The Bamboo Letter Fold sample stood out as having much potential for development. I was attracted to it’s minimal appearance and the rhythmic division. I felt the rectangular version had the most scope for repetition as a printed unit. I like how the folds layer the paper, which incrementally increases the thickness of the sample, producing a surface that is not flat but has a subtle relief.
It was interesting how paint responded to printing this relief surface, a pattern is created along the folds (below left). I found this irregularity much more interesting than when I printed the paper and then folded it (right) even though the manipulation of stripes was my intention.
This observation took me right back to the beginning of Part 5 when I struggled to decide whether to print and manipulate or manipulate and print. Was the product the 3D block or the plate? This question remains unresolved.
I think what I learned from these early experiments was that I could harness the neat and organised part of myself to develop a regimented scaffold (be it substrate or print block) and then use printing with a looser aesthetic. Order to balance chaos.
Before I had a chance to test these repetitive blocks I became distracted by the distortion of the text on the book pages I was using.
I was reminded of my spoon wraps from Part2 and the way threads could be layered to create a similar effect. I was concerned that I had been quite limited in my use of materials so far and began to explore the possibility of reinterpreting the Bamboo Fold as a Yarn Wrap.
I worried that I had been a bit too controlled about this yarn wrap, compared to the spoons it looked a bit too carefully constructed. However, my earlier theory that the ‘Sloppiness’ of my printing would be supported by a regular structure was proved right in the prints that followed.
I used the single unit over and over to create a repeated pattern. At first I did this neatly, aligning the edges, the best bit about these prints is that occasionally a particular strong print occurred. I think I prefer the individual compositions rather than the pattern, there is enough going on in each to allow for this editing. I am really happy with the variety of colour combinations produced from such a limited palette. Maybe these four ‘snap shots’ could be presented together as a series?

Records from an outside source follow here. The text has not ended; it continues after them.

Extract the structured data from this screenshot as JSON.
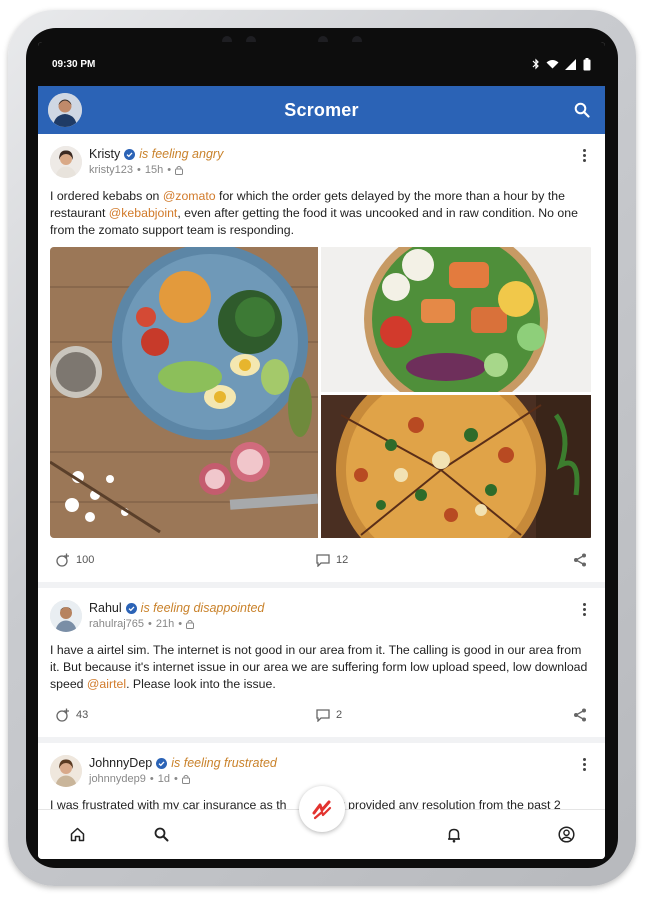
{
  "status_bar": {
    "time": "09:30 PM"
  },
  "app": {
    "brand": "Scromer",
    "accent": "#2b63b6",
    "mention_color": "#d17a2a",
    "feeling_color": "#c9822b"
  },
  "posts": [
    {
      "name": "Kristy",
      "feeling": "is feeling angry",
      "handle": "kristy123",
      "time": "15h",
      "body_prefix": "I ordered kebabs on ",
      "mention1": "@zomato",
      "body_mid": " for which the order gets delayed by the more than a hour by the restaurant ",
      "mention2": "@kebabjoint",
      "body_suffix": ", even after getting the food it was uncooked and in raw condition. No one from the zomato support team is responding.",
      "likes": "100",
      "comments": "12"
    },
    {
      "name": "Rahul",
      "feeling": "is feeling disappointed",
      "handle": "rahulraj765",
      "time": "21h",
      "body_prefix": "I have a airtel sim. The internet is not good in our area from it.  The calling is good in our area from it. But because it's internet  issue in our area we are suffering form low upload speed, low download speed ",
      "mention1": "@airtel",
      "body_suffix": ". Please look into the issue.",
      "likes": "43",
      "comments": "2"
    },
    {
      "name": "JohnnyDep",
      "feeling": "is feeling frustrated",
      "handle": "johnnydep9",
      "time": "1d",
      "body_prefix": "I was frustrated with my car insurance as th",
      "body_suffix": "nt provided any resolution from the past 2"
    }
  ],
  "icons": {
    "search": "search-icon",
    "home": "home-icon",
    "notifications": "bell-icon",
    "profile": "profile-icon",
    "compose": "scromer-logo-icon"
  }
}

I really wanted to express what I have learned throughout MMT about the importance of imperfection and celebrate the move away from figuration. I did this by printing the same block haphazardly across the paper. I am pleased with the abstractions, the manipulation of stripes by folding is much less obvious but still clearly apparent. The folded unit has become a mark-making tool on a flat surface. I am not worried that prints are now flat because there has been interchange between 2D and 3D which was the objective of my brief.
Despite the move toward abstraction, I accidentally created a landscape. Although I was only concentrating on a loose pattern repeat the following print suggests mountains without being too literal. The success of the print lies in the passages of open space which allow the viewer to decide what is going on. I recently watched the movies Murder on the Orient Express and Everest, I think I have been subconsciously influenced by the icy settings.

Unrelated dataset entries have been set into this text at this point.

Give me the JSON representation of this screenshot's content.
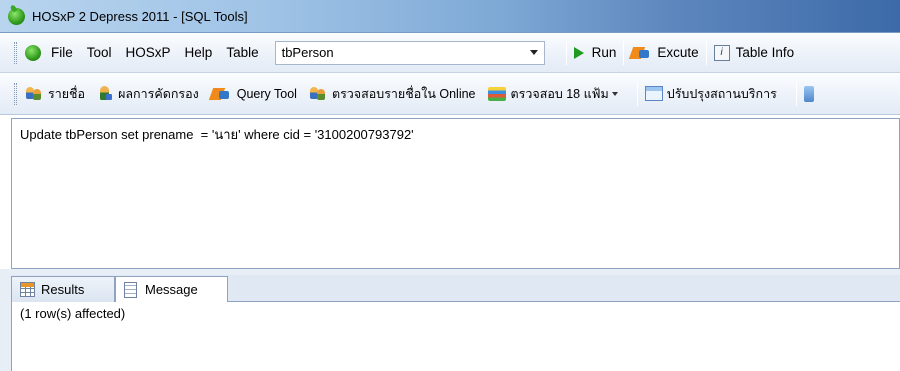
{
  "window": {
    "title": "HOSxP 2 Depress 2011 - [SQL Tools]",
    "icon": "hosxp-app-icon"
  },
  "menubar": {
    "items": [
      "File",
      "Tool",
      "HOSxP",
      "Help",
      "Table"
    ],
    "table_select": {
      "value": "tbPerson"
    },
    "run_label": "Run",
    "excute_label": "Excute",
    "table_info_label": "Table Info"
  },
  "toolbar": {
    "items": [
      {
        "label": "รายชื่อ",
        "icon": "people-icon"
      },
      {
        "label": "ผลการคัดกรอง",
        "icon": "person-icon"
      },
      {
        "label": "Query Tool",
        "icon": "excute-icon"
      },
      {
        "label": "ตรวจสอบรายชื่อใน Online",
        "icon": "people-icon"
      },
      {
        "label": "ตรวจสอบ 18 แฟ้ม",
        "icon": "stack-icon"
      },
      {
        "label": "ปรับปรุงสถานบริการ",
        "icon": "form-icon"
      }
    ]
  },
  "editor": {
    "sql": "Update tbPerson set prename  = 'นาย' where cid = '3100200793792'"
  },
  "tabs": [
    {
      "label": "Results",
      "icon": "grid-icon"
    },
    {
      "label": "Message",
      "icon": "doc-icon"
    }
  ],
  "output": {
    "message": "(1 row(s) affected)"
  },
  "colors": {
    "title_gradient_start": "#b8d4ee",
    "title_gradient_end": "#3c6aa8",
    "toolbar_bg": "#eef3fa",
    "run_green": "#1f9a1f"
  }
}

I tried printing on a variety of surfaces including brown parcel paper, tissue and Abaca. Not all were as well defined as the images included above. The Abaca print below was particularly faint, I am using it to experiment with layering: adhering it to linen and adding stitch to emphasise the marks left by the printing process. This is proving a restful interlude between sampling but probably not a viable outcome as it is possibily to contrived?
After printing with the single unit I returned to the multiple version. I was exchanging the detail provided by the strands of yarn for a more overall effect. These prints have a more calculated arrangement because the main composition was decided before printing. There is a lot going on in the prints, I find the diagonal zigzags encourage the eye to explore the whole image; more and more imperfection is discovered as the broad lines intersect the finer verticals.
Above left, I used watercolour pencils on top of a dark print, the introduction of bright colour adds a greater sense of movement. I did not follow the most obvious path of the zigzag, opting for an asymmetric design instead, this helps provide energy and perhaps a sense of quirkiness?
Considering my previous reluctance to layer prints this set shows how much I learned from Part 4. Rather than printing with solid colour I continued to use subtractive mark making on the plate to prepare the next layer. The introduction of space provides areas for the next layer to fill. The print on the right successfully balances solid colour and pattern. Over printing was slightly offset to prevent the print becoming static.
Finally, I have preserved the ‘print blocks’. I have to decide whether to display them alongside my prints as an explanation of the relationship between the exchange of 2D and 3D or a works of art in their own right.